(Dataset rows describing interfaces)

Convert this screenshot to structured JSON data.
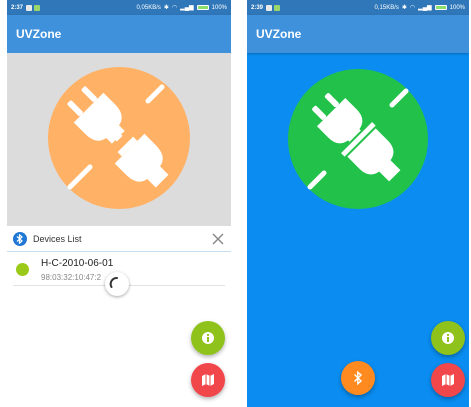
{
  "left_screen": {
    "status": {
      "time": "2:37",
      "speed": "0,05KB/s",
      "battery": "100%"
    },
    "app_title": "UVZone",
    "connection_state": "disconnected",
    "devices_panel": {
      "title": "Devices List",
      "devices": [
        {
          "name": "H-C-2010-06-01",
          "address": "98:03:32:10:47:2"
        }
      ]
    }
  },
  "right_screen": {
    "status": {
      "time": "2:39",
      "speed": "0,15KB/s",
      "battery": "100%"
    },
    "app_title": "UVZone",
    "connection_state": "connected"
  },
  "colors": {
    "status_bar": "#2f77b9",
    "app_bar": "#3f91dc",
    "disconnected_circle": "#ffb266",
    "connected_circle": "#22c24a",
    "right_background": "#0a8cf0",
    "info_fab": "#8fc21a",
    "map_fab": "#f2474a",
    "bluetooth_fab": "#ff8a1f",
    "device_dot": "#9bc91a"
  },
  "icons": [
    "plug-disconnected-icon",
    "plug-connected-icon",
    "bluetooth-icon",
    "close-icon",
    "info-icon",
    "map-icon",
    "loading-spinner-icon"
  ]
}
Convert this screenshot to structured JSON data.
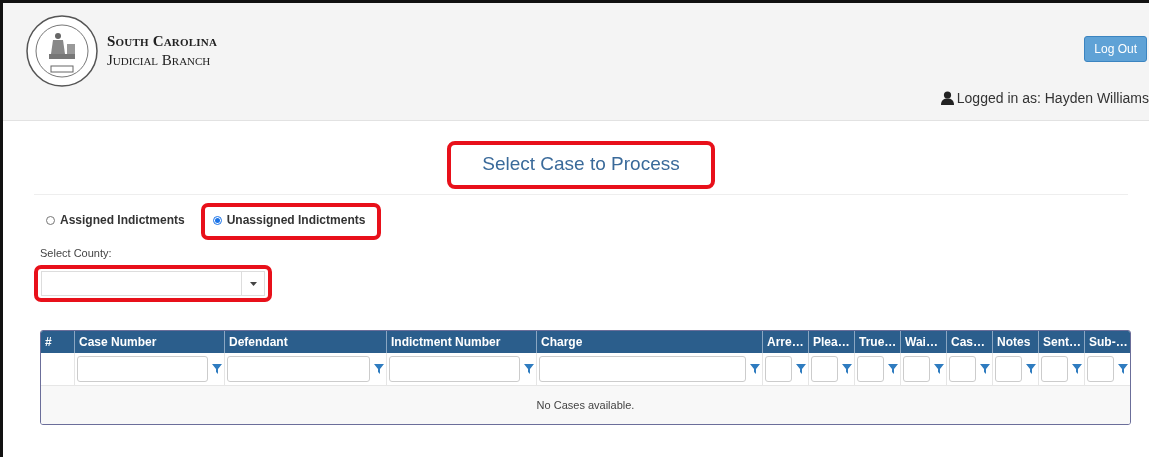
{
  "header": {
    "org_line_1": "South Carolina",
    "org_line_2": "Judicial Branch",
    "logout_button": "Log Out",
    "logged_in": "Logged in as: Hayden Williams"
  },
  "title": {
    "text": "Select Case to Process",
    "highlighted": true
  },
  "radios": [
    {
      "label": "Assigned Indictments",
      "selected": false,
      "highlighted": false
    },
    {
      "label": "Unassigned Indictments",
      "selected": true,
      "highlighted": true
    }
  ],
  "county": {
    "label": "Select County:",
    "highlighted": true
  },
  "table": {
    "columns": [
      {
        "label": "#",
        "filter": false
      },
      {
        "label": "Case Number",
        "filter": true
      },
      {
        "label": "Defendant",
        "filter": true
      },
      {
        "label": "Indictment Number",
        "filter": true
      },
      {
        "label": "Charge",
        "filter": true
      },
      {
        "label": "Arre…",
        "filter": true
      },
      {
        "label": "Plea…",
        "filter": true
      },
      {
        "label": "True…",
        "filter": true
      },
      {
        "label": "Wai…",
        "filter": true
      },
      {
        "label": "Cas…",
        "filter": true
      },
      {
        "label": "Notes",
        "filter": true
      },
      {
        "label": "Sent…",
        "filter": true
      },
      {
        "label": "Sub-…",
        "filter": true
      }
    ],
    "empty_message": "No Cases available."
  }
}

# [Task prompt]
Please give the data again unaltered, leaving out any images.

# [Solution for this exercise]
Convert this screenshot to structured JSON data.
{
  "left_screen": {
    "status": {
      "time": "2:37",
      "speed": "0,05KB/s",
      "battery": "100%"
    },
    "app_title": "UVZone",
    "connection_state": "disconnected",
    "devices_panel": {
      "title": "Devices List",
      "devices": [
        {
          "name": "H-C-2010-06-01",
          "address": "98:03:32:10:47:2"
        }
      ]
    }
  },
  "right_screen": {
    "status": {
      "time": "2:39",
      "speed": "0,15KB/s",
      "battery": "100%"
    },
    "app_title": "UVZone",
    "connection_state": "connected"
  },
  "colors": {
    "status_bar": "#2f77b9",
    "app_bar": "#3f91dc",
    "disconnected_circle": "#ffb266",
    "connected_circle": "#22c24a",
    "right_background": "#0a8cf0",
    "info_fab": "#8fc21a",
    "map_fab": "#f2474a",
    "bluetooth_fab": "#ff8a1f",
    "device_dot": "#9bc91a"
  },
  "icons": [
    "plug-disconnected-icon",
    "plug-connected-icon",
    "bluetooth-icon",
    "close-icon",
    "info-icon",
    "map-icon",
    "loading-spinner-icon"
  ]
}
Convert this screenshot to structured JSON data.
{
  "header": {
    "org_line_1": "South Carolina",
    "org_line_2": "Judicial Branch",
    "logout_button": "Log Out",
    "logged_in": "Logged in as: Hayden Williams"
  },
  "title": {
    "text": "Select Case to Process",
    "highlighted": true
  },
  "radios": [
    {
      "label": "Assigned Indictments",
      "selected": false,
      "highlighted": false
    },
    {
      "label": "Unassigned Indictments",
      "selected": true,
      "highlighted": true
    }
  ],
  "county": {
    "label": "Select County:",
    "highlighted": true
  },
  "table": {
    "columns": [
      {
        "label": "#",
        "filter": false
      },
      {
        "label": "Case Number",
        "filter": true
      },
      {
        "label": "Defendant",
        "filter": true
      },
      {
        "label": "Indictment Number",
        "filter": true
      },
      {
        "label": "Charge",
        "filter": true
      },
      {
        "label": "Arre…",
        "filter": true
      },
      {
        "label": "Plea…",
        "filter": true
      },
      {
        "label": "True…",
        "filter": true
      },
      {
        "label": "Wai…",
        "filter": true
      },
      {
        "label": "Cas…",
        "filter": true
      },
      {
        "label": "Notes",
        "filter": true
      },
      {
        "label": "Sent…",
        "filter": true
      },
      {
        "label": "Sub-…",
        "filter": true
      }
    ],
    "empty_message": "No Cases available."
  }
}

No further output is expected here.